» **Data shown**:
+-------+

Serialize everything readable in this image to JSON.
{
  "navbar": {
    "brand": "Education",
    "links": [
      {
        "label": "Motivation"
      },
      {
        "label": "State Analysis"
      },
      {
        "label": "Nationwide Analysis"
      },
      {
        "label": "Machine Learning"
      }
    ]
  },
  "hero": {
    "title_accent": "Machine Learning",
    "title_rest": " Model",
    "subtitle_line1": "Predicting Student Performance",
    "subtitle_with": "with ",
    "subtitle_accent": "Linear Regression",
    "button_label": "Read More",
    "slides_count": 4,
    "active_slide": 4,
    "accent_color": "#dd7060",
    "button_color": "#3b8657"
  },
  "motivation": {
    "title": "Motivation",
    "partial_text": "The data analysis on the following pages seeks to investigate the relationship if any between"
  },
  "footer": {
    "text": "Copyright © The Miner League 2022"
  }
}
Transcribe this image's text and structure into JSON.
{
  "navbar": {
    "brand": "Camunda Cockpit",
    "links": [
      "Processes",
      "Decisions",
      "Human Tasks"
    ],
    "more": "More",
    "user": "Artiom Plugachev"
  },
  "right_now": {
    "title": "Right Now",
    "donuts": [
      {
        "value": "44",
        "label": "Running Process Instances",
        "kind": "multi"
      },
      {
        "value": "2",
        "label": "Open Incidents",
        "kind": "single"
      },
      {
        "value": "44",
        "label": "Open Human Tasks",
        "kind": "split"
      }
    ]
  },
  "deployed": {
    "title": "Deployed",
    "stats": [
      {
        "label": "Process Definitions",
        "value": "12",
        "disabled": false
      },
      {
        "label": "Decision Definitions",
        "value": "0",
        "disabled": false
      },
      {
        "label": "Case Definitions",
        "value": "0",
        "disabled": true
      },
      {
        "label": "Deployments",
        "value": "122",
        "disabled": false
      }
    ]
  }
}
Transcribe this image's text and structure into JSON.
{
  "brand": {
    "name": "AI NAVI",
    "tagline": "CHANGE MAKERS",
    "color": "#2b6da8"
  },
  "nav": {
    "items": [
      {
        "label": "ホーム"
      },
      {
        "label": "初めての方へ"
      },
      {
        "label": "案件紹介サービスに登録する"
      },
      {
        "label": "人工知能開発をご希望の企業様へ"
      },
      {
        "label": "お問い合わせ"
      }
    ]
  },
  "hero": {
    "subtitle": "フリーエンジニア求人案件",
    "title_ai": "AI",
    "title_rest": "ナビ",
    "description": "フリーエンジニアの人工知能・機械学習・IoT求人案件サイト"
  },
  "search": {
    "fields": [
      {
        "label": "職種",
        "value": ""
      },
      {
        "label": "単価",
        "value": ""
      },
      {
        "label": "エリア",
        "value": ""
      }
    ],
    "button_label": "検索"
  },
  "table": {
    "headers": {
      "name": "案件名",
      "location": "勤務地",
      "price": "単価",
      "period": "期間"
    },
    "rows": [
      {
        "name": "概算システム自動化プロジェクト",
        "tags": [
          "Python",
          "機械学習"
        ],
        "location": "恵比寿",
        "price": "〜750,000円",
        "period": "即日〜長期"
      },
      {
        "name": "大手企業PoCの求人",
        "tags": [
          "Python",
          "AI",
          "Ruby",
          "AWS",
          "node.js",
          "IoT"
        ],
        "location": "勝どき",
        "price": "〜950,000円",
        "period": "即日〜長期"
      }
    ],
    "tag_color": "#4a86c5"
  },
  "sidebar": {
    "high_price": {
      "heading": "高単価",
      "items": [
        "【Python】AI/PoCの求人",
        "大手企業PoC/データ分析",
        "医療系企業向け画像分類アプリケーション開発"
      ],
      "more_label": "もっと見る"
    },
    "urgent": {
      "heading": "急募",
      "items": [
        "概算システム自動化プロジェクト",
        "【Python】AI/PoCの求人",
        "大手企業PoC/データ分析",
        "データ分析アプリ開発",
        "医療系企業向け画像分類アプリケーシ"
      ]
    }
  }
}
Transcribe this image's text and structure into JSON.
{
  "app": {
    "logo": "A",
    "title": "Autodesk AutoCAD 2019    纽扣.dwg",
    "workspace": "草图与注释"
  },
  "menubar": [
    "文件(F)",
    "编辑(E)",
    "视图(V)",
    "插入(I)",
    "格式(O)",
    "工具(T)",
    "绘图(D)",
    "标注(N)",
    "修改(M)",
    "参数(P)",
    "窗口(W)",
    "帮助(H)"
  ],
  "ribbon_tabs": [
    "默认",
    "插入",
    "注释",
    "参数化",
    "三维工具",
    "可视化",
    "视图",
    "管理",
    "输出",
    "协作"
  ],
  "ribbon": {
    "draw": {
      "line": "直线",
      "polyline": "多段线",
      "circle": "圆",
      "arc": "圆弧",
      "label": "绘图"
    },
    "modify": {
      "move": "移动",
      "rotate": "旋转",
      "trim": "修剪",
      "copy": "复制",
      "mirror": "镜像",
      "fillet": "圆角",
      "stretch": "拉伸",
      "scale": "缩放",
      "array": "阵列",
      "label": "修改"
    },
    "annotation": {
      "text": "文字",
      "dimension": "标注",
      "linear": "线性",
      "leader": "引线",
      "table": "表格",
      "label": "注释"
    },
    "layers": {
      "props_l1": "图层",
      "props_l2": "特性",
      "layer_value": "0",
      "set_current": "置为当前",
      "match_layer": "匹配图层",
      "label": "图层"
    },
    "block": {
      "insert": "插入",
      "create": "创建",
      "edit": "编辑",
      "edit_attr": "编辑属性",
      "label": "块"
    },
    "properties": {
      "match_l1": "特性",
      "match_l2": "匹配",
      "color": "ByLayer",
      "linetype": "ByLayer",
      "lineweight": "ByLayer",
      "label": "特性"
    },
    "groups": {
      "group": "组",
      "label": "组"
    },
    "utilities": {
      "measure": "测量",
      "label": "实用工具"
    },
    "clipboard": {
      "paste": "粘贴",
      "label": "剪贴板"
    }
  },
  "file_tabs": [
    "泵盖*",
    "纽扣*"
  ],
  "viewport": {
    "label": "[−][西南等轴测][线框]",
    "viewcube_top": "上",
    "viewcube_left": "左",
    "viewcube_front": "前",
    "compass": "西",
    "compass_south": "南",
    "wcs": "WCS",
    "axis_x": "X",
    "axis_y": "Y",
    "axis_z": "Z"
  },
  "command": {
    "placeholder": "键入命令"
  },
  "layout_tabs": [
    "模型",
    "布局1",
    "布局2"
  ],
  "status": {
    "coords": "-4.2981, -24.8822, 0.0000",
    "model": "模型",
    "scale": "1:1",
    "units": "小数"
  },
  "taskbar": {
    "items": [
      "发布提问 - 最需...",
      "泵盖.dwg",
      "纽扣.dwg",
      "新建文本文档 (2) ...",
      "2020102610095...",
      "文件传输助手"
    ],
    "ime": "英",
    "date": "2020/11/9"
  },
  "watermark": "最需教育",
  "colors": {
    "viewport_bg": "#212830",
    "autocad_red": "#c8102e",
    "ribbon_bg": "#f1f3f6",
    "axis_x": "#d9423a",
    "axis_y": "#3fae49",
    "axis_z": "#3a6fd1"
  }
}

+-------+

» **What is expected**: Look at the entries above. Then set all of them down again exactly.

» **Result of the task**:
Serialize everything readable in this image to JSON.
{
  "navbar": {
    "brand": "Education",
    "links": [
      {
        "label": "Motivation"
      },
      {
        "label": "State Analysis"
      },
      {
        "label": "Nationwide Analysis"
      },
      {
        "label": "Machine Learning"
      }
    ]
  },
  "hero": {
    "title_accent": "Machine Learning",
    "title_rest": " Model",
    "subtitle_line1": "Predicting Student Performance",
    "subtitle_with": "with ",
    "subtitle_accent": "Linear Regression",
    "button_label": "Read More",
    "slides_count": 4,
    "active_slide": 4,
    "accent_color": "#dd7060",
    "button_color": "#3b8657"
  },
  "motivation": {
    "title": "Motivation",
    "partial_text": "The data analysis on the following pages seeks to investigate the relationship if any between"
  },
  "footer": {
    "text": "Copyright © The Miner League 2022"
  }
}
Transcribe this image's text and structure into JSON.
{
  "navbar": {
    "brand": "Camunda Cockpit",
    "links": [
      "Processes",
      "Decisions",
      "Human Tasks"
    ],
    "more": "More",
    "user": "Artiom Plugachev"
  },
  "right_now": {
    "title": "Right Now",
    "donuts": [
      {
        "value": "44",
        "label": "Running Process Instances",
        "kind": "multi"
      },
      {
        "value": "2",
        "label": "Open Incidents",
        "kind": "single"
      },
      {
        "value": "44",
        "label": "Open Human Tasks",
        "kind": "split"
      }
    ]
  },
  "deployed": {
    "title": "Deployed",
    "stats": [
      {
        "label": "Process Definitions",
        "value": "12",
        "disabled": false
      },
      {
        "label": "Decision Definitions",
        "value": "0",
        "disabled": false
      },
      {
        "label": "Case Definitions",
        "value": "0",
        "disabled": true
      },
      {
        "label": "Deployments",
        "value": "122",
        "disabled": false
      }
    ]
  }
}
Transcribe this image's text and structure into JSON.
{
  "brand": {
    "name": "AI NAVI",
    "tagline": "CHANGE MAKERS",
    "color": "#2b6da8"
  },
  "nav": {
    "items": [
      {
        "label": "ホーム"
      },
      {
        "label": "初めての方へ"
      },
      {
        "label": "案件紹介サービスに登録する"
      },
      {
        "label": "人工知能開発をご希望の企業様へ"
      },
      {
        "label": "お問い合わせ"
      }
    ]
  },
  "hero": {
    "subtitle": "フリーエンジニア求人案件",
    "title_ai": "AI",
    "title_rest": "ナビ",
    "description": "フリーエンジニアの人工知能・機械学習・IoT求人案件サイト"
  },
  "search": {
    "fields": [
      {
        "label": "職種",
        "value": ""
      },
      {
        "label": "単価",
        "value": ""
      },
      {
        "label": "エリア",
        "value": ""
      }
    ],
    "button_label": "検索"
  },
  "table": {
    "headers": {
      "name": "案件名",
      "location": "勤務地",
      "price": "単価",
      "period": "期間"
    },
    "rows": [
      {
        "name": "概算システム自動化プロジェクト",
        "tags": [
          "Python",
          "機械学習"
        ],
        "location": "恵比寿",
        "price": "〜750,000円",
        "period": "即日〜長期"
      },
      {
        "name": "大手企業PoCの求人",
        "tags": [
          "Python",
          "AI",
          "Ruby",
          "AWS",
          "node.js",
          "IoT"
        ],
        "location": "勝どき",
        "price": "〜950,000円",
        "period": "即日〜長期"
      }
    ],
    "tag_color": "#4a86c5"
  },
  "sidebar": {
    "high_price": {
      "heading": "高単価",
      "items": [
        "【Python】AI/PoCの求人",
        "大手企業PoC/データ分析",
        "医療系企業向け画像分類アプリケーション開発"
      ],
      "more_label": "もっと見る"
    },
    "urgent": {
      "heading": "急募",
      "items": [
        "概算システム自動化プロジェクト",
        "【Python】AI/PoCの求人",
        "大手企業PoC/データ分析",
        "データ分析アプリ開発",
        "医療系企業向け画像分類アプリケーシ"
      ]
    }
  }
}
Transcribe this image's text and structure into JSON.
{
  "app": {
    "logo": "A",
    "title": "Autodesk AutoCAD 2019    纽扣.dwg",
    "workspace": "草图与注释"
  },
  "menubar": [
    "文件(F)",
    "编辑(E)",
    "视图(V)",
    "插入(I)",
    "格式(O)",
    "工具(T)",
    "绘图(D)",
    "标注(N)",
    "修改(M)",
    "参数(P)",
    "窗口(W)",
    "帮助(H)"
  ],
  "ribbon_tabs": [
    "默认",
    "插入",
    "注释",
    "参数化",
    "三维工具",
    "可视化",
    "视图",
    "管理",
    "输出",
    "协作"
  ],
  "ribbon": {
    "draw": {
      "line": "直线",
      "polyline": "多段线",
      "circle": "圆",
      "arc": "圆弧",
      "label": "绘图"
    },
    "modify": {
      "move": "移动",
      "rotate": "旋转",
      "trim": "修剪",
      "copy": "复制",
      "mirror": "镜像",
      "fillet": "圆角",
      "stretch": "拉伸",
      "scale": "缩放",
      "array": "阵列",
      "label": "修改"
    },
    "annotation": {
      "text": "文字",
      "dimension": "标注",
      "linear": "线性",
      "leader": "引线",
      "table": "表格",
      "label": "注释"
    },
    "layers": {
      "props_l1": "图层",
      "props_l2": "特性",
      "layer_value": "0",
      "set_current": "置为当前",
      "match_layer": "匹配图层",
      "label": "图层"
    },
    "block": {
      "insert": "插入",
      "create": "创建",
      "edit": "编辑",
      "edit_attr": "编辑属性",
      "label": "块"
    },
    "properties": {
      "match_l1": "特性",
      "match_l2": "匹配",
      "color": "ByLayer",
      "linetype": "ByLayer",
      "lineweight": "ByLayer",
      "label": "特性"
    },
    "groups": {
      "group": "组",
      "label": "组"
    },
    "utilities": {
      "measure": "测量",
      "label": "实用工具"
    },
    "clipboard": {
      "paste": "粘贴",
      "label": "剪贴板"
    }
  },
  "file_tabs": [
    "泵盖*",
    "纽扣*"
  ],
  "viewport": {
    "label": "[−][西南等轴测][线框]",
    "viewcube_top": "上",
    "viewcube_left": "左",
    "viewcube_front": "前",
    "compass": "西",
    "compass_south": "南",
    "wcs": "WCS",
    "axis_x": "X",
    "axis_y": "Y",
    "axis_z": "Z"
  },
  "command": {
    "placeholder": "键入命令"
  },
  "layout_tabs": [
    "模型",
    "布局1",
    "布局2"
  ],
  "status": {
    "coords": "-4.2981, -24.8822, 0.0000",
    "model": "模型",
    "scale": "1:1",
    "units": "小数"
  },
  "taskbar": {
    "items": [
      "发布提问 - 最需...",
      "泵盖.dwg",
      "纽扣.dwg",
      "新建文本文档 (2) ...",
      "2020102610095...",
      "文件传输助手"
    ],
    "ime": "英",
    "date": "2020/11/9"
  },
  "watermark": "最需教育",
  "colors": {
    "viewport_bg": "#212830",
    "autocad_red": "#c8102e",
    "ribbon_bg": "#f1f3f6",
    "axis_x": "#d9423a",
    "axis_y": "#3fae49",
    "axis_z": "#3a6fd1"
  }
}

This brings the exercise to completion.